Home About

Mohammed and the Timid Press

Ralph Lee



The printing of the infamous Mohammed cartoons in the Dominion Post and the seemingly never-ending debate and punditry has left me with two choices: write a piece about Canada or enter the fray with an angle I believe has yet to be covered (if that’s possible). Ever mindful of the saying ‘if you can’t beat em join em’, I now hypocritically offer a new spin on a hopefully dying debate. The Dominion Post claimed that the printing of the Mohammed cartoons was in solidarity with the great principles of freedom of speech and freedom of the press. This is complete rubbish. The Dominion Post does not hold a grain of moral authority to even suggest that they are defending the interests of free speech and the press. Such claims are pathetically risible for a number of reasons that will hopefully become clearer over the next 500 words.
The Dominion Post and the corporate media in general do not print anything which challenges or offends the so called ‘common wisdom’ of the ruling classes. The status quo is never challenged in any serious way and journalists on a daily basis painstakingly self-censor themselves in favour of a decent paycheque and retirement plan. This self-censorship and defending of the status quo is reflected everyday in articles relating to political issues worldwide. One of the most obvious examples are pieces relating to the Middle East and the so called ‘War on Terror’. When has the Dominion Post called George W. Bush a war criminal for illegally invading Iraq? When has it Post referred to Ariel Sharon as a murderer for ordering the bulldozing of Palestinian homes filled with women and children? The answer: Never. The reasons why the corporate press steers clear of offending established ‘truths’ and deferring to the status quo is complex, but in a nutshell is a result of the economic (read: advertising) forces which own and sustain the media business. This being said it is difficult to take seriously the self-righteous claims of the Dominion Post that they are unafraid to offend and will do so in the name of freedom of the press.
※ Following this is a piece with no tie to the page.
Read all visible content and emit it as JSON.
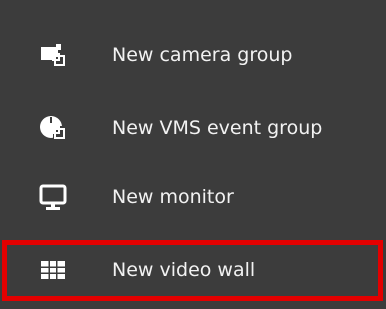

The real reason the Post printed the cartoons was because they were able to do so without offending their political and economic masters. The post 9-11 world is one in which Arabs and Muslims have been continuously demonised and attacked by the corporate press in what is shamefully reminiscent of the anti-Semitism of the 1920s and 1930s. As an easy and ‘acceptable’ target the usually timid and deferential corporate press have re-printed the Mohammed cartoons knowing full well that the offended will simply have to take it on the chin and get on with living in a racist society. The Post was unafraid of the backlash because they knew there would not be one. More importantly they probably knew that their readers would largely sympathize with their decision. The so called courage of the Dominion Post to print the cartoons in the name of freedom of the press must be viewed for what it is: shameful hypocrisy.